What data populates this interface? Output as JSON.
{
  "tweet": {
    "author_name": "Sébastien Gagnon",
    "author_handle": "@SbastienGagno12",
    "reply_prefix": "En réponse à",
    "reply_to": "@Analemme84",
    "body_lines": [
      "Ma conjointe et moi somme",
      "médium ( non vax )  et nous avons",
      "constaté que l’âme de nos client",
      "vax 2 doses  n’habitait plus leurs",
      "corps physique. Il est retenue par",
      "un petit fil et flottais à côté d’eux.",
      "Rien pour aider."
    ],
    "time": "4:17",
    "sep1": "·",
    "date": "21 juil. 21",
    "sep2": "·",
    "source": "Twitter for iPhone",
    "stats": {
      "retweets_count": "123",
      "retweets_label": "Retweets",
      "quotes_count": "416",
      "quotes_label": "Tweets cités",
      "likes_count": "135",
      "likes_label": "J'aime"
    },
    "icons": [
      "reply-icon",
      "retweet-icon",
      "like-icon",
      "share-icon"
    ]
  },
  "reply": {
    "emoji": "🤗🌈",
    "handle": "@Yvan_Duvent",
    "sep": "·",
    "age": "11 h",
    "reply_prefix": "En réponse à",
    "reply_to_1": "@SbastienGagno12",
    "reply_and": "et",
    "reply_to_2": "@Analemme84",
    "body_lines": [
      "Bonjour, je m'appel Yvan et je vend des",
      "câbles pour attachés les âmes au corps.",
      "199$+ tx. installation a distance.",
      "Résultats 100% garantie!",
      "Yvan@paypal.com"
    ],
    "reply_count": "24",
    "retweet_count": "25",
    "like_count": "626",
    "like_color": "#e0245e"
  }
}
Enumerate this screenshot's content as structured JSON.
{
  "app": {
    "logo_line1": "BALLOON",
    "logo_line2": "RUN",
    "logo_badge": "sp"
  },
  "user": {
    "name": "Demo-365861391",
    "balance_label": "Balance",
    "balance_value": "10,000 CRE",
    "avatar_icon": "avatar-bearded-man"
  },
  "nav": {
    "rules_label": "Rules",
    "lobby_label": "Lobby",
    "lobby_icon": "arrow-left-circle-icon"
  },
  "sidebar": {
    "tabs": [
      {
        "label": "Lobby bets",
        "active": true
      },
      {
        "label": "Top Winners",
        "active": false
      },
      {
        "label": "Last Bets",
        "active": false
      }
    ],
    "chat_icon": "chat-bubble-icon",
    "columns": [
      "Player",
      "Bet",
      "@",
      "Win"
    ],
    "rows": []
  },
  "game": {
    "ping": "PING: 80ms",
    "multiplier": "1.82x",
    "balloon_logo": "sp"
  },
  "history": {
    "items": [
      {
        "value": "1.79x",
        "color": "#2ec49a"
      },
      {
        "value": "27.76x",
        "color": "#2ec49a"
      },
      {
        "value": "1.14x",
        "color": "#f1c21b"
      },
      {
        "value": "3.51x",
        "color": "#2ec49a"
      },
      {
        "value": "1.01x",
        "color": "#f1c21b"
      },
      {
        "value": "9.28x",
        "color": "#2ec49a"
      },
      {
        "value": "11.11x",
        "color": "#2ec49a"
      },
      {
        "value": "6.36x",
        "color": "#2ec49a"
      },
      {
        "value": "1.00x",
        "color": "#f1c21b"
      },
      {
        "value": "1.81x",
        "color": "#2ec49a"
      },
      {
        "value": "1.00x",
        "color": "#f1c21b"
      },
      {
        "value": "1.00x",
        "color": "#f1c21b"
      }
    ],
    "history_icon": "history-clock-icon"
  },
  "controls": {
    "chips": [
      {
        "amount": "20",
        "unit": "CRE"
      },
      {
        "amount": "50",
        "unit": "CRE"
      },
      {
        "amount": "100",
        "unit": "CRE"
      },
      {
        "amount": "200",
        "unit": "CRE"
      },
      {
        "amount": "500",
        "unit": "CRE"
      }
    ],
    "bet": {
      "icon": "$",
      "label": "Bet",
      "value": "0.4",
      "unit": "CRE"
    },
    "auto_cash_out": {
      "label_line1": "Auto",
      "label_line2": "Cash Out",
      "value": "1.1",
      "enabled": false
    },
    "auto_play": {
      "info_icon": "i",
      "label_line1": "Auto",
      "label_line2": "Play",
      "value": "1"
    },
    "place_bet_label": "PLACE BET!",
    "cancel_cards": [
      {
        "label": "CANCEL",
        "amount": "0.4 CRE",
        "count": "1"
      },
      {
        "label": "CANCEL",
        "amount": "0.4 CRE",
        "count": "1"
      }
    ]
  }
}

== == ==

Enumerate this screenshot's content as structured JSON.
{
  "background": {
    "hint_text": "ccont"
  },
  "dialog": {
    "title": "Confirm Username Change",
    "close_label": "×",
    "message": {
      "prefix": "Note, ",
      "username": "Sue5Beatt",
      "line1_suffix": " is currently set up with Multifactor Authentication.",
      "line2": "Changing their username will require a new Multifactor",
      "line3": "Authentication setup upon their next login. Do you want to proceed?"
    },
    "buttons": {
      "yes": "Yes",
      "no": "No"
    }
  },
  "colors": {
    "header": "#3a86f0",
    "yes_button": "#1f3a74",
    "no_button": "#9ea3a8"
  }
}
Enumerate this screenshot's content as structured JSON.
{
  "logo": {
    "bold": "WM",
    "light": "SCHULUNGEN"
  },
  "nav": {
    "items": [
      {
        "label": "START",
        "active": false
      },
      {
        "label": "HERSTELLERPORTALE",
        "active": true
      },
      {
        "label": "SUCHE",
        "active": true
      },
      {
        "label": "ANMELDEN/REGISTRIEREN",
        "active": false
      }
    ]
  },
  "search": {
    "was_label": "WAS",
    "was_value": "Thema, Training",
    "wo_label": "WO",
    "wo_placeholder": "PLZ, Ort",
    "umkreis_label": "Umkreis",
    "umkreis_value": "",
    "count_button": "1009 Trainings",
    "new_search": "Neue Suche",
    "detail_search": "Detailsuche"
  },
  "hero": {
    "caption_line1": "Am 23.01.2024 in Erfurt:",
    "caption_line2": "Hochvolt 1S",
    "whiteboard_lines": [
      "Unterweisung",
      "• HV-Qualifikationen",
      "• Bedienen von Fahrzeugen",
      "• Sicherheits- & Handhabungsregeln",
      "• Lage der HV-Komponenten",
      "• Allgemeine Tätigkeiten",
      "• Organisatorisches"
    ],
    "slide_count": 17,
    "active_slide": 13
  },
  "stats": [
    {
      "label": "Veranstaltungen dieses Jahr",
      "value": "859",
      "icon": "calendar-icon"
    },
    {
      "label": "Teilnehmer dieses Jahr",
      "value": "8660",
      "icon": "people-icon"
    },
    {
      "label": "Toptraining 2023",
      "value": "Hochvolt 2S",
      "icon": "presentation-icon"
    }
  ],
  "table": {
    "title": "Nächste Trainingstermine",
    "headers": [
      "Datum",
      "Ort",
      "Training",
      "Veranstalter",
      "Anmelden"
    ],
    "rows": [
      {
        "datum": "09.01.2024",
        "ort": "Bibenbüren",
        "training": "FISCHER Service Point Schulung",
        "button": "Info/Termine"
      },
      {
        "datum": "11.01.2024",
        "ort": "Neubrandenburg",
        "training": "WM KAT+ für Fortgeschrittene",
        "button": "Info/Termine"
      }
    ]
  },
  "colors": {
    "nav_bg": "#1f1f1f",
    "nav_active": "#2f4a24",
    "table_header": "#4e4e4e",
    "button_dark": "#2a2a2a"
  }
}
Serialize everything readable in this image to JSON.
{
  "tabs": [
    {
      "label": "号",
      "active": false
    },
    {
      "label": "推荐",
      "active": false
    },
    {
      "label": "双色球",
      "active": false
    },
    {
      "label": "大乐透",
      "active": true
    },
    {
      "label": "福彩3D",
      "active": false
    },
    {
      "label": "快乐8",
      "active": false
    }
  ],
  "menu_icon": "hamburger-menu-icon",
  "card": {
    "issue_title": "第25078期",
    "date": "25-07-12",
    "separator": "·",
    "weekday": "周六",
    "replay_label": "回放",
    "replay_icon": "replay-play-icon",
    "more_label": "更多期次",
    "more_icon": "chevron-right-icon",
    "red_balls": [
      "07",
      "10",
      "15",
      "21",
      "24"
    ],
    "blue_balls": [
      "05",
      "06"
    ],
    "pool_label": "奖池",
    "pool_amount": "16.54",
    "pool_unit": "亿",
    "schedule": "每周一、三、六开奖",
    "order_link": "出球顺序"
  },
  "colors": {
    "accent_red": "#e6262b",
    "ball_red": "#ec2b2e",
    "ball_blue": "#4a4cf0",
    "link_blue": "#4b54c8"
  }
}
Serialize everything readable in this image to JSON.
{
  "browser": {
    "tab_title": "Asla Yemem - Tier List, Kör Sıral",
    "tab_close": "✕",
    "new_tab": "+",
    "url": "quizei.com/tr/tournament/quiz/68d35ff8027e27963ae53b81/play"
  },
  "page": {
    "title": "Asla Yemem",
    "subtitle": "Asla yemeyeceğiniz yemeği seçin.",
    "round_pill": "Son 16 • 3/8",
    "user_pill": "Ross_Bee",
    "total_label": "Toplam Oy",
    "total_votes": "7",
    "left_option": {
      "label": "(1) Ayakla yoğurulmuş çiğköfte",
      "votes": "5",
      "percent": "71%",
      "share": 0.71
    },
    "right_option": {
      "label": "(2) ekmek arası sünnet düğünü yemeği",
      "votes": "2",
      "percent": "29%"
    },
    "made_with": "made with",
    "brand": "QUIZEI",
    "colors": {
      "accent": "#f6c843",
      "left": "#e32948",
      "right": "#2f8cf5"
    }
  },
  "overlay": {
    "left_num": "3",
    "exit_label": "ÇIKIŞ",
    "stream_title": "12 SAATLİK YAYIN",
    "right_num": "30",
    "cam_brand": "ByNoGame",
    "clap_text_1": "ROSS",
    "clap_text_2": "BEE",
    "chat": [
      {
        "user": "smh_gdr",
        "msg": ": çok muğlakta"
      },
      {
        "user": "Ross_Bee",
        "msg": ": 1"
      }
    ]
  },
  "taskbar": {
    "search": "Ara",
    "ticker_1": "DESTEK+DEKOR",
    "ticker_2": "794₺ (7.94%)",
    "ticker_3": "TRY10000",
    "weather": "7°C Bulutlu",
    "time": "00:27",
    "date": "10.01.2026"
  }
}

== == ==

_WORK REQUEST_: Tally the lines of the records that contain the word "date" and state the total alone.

_RESULT OF THIS EXERCISE_: 3